• [Provided material]:
# # # #
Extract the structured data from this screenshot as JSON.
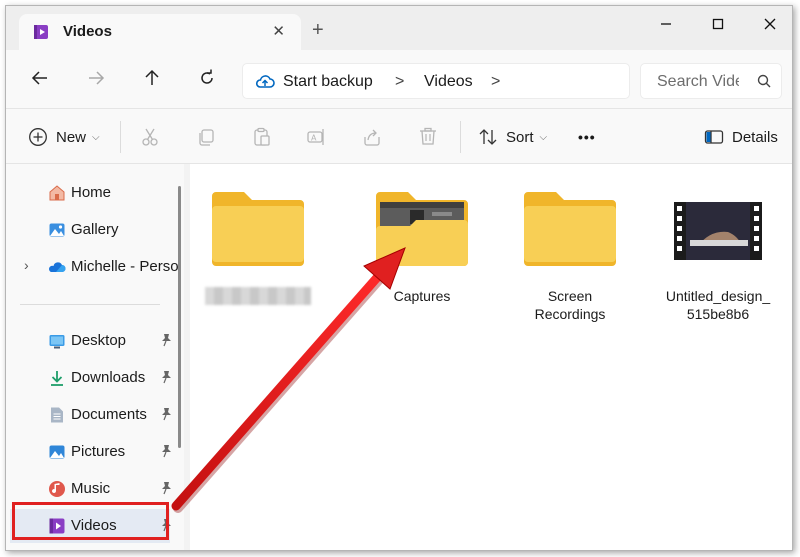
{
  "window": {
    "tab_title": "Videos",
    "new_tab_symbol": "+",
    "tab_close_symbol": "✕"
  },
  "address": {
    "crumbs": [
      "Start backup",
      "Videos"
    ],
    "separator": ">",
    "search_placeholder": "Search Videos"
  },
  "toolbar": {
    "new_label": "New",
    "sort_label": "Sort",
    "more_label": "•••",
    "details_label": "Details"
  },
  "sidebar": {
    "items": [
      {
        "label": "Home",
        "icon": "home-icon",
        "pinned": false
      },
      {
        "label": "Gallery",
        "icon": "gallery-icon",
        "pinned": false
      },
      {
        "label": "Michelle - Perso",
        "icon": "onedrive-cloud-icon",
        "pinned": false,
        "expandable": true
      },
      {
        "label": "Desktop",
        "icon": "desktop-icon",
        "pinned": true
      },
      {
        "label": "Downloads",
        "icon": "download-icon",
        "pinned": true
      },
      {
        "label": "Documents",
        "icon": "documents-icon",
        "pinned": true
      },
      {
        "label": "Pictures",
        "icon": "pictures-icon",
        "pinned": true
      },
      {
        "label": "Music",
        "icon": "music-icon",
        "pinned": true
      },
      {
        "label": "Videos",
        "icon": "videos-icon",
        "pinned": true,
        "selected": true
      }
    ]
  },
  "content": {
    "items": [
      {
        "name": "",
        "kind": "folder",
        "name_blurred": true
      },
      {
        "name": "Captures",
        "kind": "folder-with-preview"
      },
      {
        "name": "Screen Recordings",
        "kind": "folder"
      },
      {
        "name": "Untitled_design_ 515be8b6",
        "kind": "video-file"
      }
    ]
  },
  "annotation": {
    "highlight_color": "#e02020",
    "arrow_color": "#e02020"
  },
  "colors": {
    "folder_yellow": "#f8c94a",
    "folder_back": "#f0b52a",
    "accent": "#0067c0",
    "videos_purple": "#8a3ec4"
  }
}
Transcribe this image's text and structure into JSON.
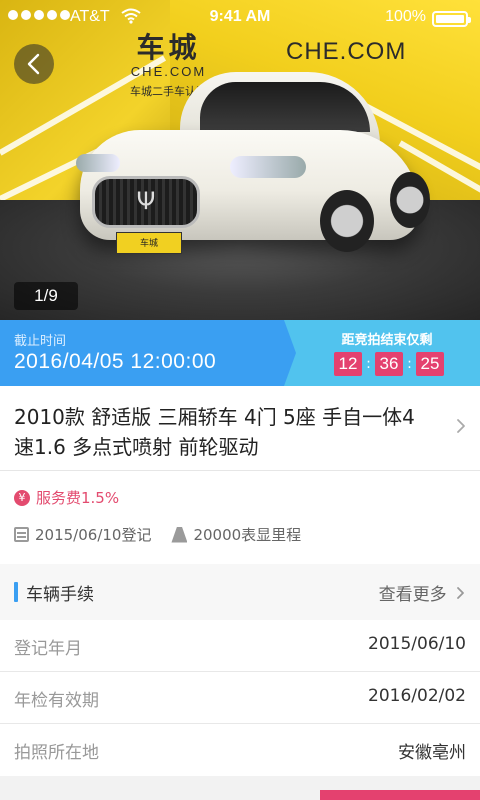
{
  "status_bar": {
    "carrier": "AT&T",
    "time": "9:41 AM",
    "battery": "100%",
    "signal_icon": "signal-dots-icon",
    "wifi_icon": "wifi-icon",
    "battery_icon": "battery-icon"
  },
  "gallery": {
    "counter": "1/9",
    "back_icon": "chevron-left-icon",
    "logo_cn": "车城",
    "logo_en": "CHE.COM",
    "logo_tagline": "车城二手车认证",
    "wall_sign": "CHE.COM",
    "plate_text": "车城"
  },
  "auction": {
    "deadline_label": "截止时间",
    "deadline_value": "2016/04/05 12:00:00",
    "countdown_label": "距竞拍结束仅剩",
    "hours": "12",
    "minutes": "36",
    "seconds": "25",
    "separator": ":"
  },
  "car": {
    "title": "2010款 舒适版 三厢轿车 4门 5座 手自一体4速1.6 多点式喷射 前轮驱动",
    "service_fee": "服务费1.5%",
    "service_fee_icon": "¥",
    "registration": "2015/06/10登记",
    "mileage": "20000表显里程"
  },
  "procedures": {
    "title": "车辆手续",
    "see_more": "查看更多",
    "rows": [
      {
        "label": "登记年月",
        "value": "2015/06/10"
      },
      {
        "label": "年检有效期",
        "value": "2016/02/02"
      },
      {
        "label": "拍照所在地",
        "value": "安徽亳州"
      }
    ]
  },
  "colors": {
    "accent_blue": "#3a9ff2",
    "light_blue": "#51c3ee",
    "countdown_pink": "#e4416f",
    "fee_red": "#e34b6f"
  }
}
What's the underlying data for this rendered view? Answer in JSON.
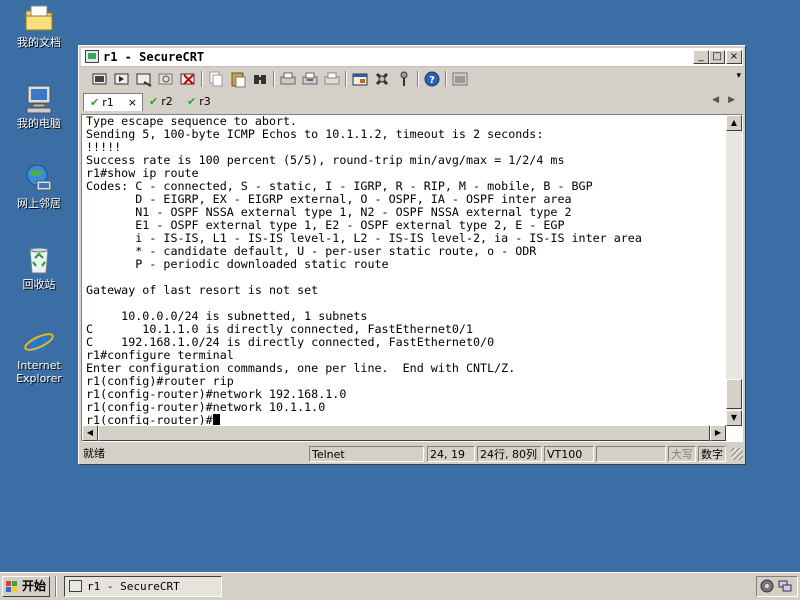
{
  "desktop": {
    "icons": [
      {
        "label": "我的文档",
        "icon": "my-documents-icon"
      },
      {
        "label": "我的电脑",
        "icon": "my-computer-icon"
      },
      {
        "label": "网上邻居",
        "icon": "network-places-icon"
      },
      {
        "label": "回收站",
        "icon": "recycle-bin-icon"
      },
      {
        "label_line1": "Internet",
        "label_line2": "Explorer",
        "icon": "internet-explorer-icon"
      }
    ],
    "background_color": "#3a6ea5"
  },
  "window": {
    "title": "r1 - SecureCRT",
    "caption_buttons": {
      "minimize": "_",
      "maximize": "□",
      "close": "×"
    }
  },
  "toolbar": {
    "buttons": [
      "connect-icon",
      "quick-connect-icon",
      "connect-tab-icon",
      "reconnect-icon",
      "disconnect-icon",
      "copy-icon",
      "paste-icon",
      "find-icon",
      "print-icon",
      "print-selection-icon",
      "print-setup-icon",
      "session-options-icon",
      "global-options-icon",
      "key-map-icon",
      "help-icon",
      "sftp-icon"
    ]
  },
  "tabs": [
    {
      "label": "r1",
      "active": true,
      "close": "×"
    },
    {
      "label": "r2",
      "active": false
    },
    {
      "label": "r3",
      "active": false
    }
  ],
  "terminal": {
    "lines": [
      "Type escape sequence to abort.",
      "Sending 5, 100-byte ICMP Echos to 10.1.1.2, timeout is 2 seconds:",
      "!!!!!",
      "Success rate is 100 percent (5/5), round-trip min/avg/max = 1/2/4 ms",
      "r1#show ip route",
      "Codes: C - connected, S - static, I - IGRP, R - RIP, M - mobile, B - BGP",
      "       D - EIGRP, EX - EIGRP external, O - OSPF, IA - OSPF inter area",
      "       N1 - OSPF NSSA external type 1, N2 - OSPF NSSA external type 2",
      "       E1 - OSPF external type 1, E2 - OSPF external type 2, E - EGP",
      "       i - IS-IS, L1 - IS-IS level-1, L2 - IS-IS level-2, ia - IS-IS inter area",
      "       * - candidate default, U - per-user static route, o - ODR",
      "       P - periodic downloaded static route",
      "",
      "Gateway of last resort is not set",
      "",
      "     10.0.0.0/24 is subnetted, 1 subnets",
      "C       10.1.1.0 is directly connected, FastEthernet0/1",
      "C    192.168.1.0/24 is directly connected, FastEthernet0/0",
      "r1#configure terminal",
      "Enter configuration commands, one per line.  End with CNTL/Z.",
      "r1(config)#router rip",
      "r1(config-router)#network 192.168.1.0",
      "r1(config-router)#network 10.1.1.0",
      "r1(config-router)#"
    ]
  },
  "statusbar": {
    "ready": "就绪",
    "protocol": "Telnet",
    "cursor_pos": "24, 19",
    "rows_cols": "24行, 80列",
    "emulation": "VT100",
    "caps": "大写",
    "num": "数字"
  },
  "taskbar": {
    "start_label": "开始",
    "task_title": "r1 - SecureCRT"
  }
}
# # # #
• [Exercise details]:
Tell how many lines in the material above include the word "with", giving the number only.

• [Result of the task]:
2